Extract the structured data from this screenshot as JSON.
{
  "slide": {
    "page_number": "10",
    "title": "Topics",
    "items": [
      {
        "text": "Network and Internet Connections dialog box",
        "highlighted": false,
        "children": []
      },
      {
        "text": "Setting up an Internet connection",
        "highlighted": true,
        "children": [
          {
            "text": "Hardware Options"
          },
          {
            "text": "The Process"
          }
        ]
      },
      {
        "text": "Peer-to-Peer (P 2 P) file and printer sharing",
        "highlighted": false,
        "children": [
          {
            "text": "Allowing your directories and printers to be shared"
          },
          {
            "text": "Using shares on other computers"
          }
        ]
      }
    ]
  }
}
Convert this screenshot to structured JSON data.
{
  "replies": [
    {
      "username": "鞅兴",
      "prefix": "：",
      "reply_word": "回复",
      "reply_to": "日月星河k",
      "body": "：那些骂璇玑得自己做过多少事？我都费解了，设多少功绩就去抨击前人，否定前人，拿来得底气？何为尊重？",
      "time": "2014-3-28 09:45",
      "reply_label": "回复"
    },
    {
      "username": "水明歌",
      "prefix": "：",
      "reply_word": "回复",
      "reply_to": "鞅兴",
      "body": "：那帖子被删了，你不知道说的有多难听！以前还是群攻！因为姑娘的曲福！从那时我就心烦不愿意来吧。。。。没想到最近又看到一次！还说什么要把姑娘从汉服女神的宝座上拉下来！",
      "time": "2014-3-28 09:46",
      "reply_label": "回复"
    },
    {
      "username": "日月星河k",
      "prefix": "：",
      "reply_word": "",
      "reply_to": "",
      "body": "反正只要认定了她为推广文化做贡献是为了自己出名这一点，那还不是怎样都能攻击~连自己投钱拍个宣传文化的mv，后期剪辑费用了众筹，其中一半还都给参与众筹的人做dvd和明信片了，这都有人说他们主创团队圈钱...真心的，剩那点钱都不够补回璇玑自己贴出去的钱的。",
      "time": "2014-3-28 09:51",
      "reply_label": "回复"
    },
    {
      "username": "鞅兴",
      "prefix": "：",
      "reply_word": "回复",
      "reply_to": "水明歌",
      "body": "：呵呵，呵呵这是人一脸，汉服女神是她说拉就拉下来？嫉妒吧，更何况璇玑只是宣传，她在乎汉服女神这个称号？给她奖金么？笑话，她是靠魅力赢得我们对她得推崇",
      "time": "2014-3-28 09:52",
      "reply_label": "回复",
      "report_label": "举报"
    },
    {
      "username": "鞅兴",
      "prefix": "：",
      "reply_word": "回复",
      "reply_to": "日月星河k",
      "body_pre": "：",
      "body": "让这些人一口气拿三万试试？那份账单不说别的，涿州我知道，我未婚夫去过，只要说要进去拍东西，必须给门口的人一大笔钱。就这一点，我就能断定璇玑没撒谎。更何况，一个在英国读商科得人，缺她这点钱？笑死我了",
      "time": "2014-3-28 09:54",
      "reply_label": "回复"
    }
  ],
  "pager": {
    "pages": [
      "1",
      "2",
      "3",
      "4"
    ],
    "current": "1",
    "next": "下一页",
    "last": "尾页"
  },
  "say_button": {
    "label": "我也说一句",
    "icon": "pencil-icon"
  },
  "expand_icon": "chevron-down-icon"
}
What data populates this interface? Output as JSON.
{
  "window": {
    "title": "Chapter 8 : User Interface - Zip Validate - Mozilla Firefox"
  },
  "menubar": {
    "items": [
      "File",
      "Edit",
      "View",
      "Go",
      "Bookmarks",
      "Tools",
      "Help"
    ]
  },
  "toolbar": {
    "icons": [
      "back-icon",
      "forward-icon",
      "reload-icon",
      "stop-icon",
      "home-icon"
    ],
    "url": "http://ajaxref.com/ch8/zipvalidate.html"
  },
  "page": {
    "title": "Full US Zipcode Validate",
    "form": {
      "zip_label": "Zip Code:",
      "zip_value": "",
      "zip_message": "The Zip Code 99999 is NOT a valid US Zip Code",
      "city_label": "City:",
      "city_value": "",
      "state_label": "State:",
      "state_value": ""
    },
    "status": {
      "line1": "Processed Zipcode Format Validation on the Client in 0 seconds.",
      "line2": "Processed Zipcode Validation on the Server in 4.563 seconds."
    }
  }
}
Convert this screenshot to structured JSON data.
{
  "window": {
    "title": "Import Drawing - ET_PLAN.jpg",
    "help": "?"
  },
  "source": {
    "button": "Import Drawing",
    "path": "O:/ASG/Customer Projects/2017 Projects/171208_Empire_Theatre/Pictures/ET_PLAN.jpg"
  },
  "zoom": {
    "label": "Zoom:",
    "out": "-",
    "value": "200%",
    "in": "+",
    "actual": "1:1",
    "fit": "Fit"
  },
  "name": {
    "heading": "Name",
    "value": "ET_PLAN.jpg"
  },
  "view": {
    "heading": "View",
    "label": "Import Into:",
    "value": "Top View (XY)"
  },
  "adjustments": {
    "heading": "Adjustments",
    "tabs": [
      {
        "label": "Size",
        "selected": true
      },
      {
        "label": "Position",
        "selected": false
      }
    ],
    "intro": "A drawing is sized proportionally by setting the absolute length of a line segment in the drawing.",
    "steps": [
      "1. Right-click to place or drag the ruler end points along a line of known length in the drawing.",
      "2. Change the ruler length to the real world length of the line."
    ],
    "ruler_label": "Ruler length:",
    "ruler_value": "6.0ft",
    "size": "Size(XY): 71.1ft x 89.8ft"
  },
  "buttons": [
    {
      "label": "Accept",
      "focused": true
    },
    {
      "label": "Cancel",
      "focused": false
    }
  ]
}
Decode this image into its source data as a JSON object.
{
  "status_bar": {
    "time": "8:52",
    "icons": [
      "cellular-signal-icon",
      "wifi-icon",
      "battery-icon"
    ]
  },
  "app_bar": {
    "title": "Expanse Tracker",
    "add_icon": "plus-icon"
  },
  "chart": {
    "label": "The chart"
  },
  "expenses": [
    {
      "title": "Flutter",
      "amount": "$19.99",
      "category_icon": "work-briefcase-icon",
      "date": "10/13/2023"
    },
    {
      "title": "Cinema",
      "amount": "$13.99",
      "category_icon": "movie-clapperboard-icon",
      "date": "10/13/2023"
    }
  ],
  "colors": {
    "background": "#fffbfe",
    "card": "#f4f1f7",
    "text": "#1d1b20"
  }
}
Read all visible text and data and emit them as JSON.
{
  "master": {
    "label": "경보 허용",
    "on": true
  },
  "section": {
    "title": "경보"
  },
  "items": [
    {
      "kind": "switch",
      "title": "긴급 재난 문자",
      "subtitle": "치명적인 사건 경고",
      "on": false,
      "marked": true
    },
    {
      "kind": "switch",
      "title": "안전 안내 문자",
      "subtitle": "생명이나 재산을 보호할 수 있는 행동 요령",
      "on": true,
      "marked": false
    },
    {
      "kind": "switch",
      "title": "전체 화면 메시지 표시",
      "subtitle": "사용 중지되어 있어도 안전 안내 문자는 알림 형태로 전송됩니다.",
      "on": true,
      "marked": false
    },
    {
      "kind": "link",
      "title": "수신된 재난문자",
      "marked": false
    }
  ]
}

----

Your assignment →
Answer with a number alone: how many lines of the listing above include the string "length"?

Problem solution →
4